Dear Dr. Diana,
I am a stepmother of two children (one boy age 11, and one girl age 8), and have my own child with my husband — she just turned 2 years old. My husband works full time and we have my stepchildren 50 percent of the time. I love my stepkids and don’t mind taking care of them.
But, sometimes, I get really tweaked by their mom or how their dad, my husband, handles things with them and the mom. Then we get into fights and it’s just terrible. I need to figure out how to keep these things from getting so out of control. If I just shut up and don’t say anything, then I build up resentments and I eventually explode or start snapping at my husband and the kids over small little things. Do you have any suggestions for me?
—Trying to keep my cool
This challenge that you describe is one that most of us can relate to. How do we manage our own feelings and reactions and keep them from hijacking our relationship into a negative place? I think that even asking the question suggests that you are on the right track. The first step is self-awareness — being able to observe yourself and notice what exactly tweaks you. Taking time to write in a journal on a regular basis can help you get things off your chest until you can bring issues up with your husband in a calm manner. Try to notice and write about the feelings and thoughts that arise when a particular thing happens. The issues in our relationships that get us really emotionally hot are usually touching something deeper within us, like wondering if our mate is really there for us or if we are respected and valued members of the family.

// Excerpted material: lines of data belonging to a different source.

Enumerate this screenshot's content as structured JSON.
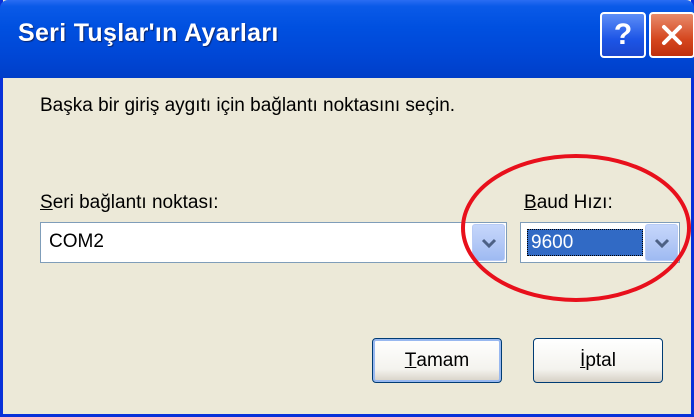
{
  "window": {
    "title": "Seri Tuşlar'ın Ayarları",
    "help_glyph": "?",
    "instruction": "Başka bir giriş aygıtı için bağlantı noktasını seçin."
  },
  "port": {
    "label_mnemonic": "S",
    "label_rest": "eri bağlantı noktası:",
    "value": "COM2"
  },
  "baud": {
    "label_mnemonic": "B",
    "label_rest": "aud Hızı:",
    "value": "9600"
  },
  "buttons": {
    "ok_mnemonic": "T",
    "ok_rest": "amam",
    "cancel_mnemonic": "İ",
    "cancel_rest": "ptal"
  },
  "colors": {
    "titlebar": "#0050e0",
    "annotation": "#e8101c"
  },
  "icons": [
    "help-icon",
    "close-icon",
    "chevron-down-icon"
  ]
}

So, the first step is to pause and reflect on what buttons are being pushed. Developing the ability to observe your reactions so that you are not fully submerged in your emotion can help you to gain some perspective on what is the best way to handle things. When you feel yourself getting upset, try taking some slow deep breaths…and think of the emotion as a wave and ride it out with your breath. You can also try breathing in to the count of four and breathing out to the count of eight.
Before you approach your husband about these issues try to see it from his perspective. Often divorced dads feel guilty and super concerned for the kids to the point of being a little lax on the discipline. It would also be natural and even healthy for the family to some degree for him to try to keep the peace with his ex-wife (if there is some). For the children’s sake, less conflict between their parents will help them with the adjustment to life post-divorce. If you take your husband’s feelings into consideration before addressing your concerns with him, it will soften your approach. And he will most likely be able to hear your needs and concerns more easily.
As a full-time caregiver to your children, it’s important that you take some special time for yourself on a regular basis. Taking time to exercise and spend time with friends can be good for blowing off steam and reducing stress. Just make sure that you choose friends who don’t exacerbate your difficulties, but rather they offer constructive, equanimous feedback. Stepfamilies can be complicated with all the conflicting needs, feelings, and pre-existing loyalties. It’s important to take a broad lens view when looking at the whole picture.
Note: Diane Wisdom will hold “Conversations for Connection,” a couples workshop and marriage retreat in Rancho Santa Fe June 29-30. Based on the book “Hold Me Tight: Seven Conversations for a Lifetime of Love.” Strengthen and deepen your relationship. For more information, visit www.cottageclinic.net.
Diana Weiss-Wisdom, Ph.D. is a licensed psychologist in private practice in Rancho Santa Fe. Specializing in marriage counseling, stepfamilies, and personality testing, she does private counseling as well as marriage enrichment retreats. (858) 259-0146 www.cottageclinic.net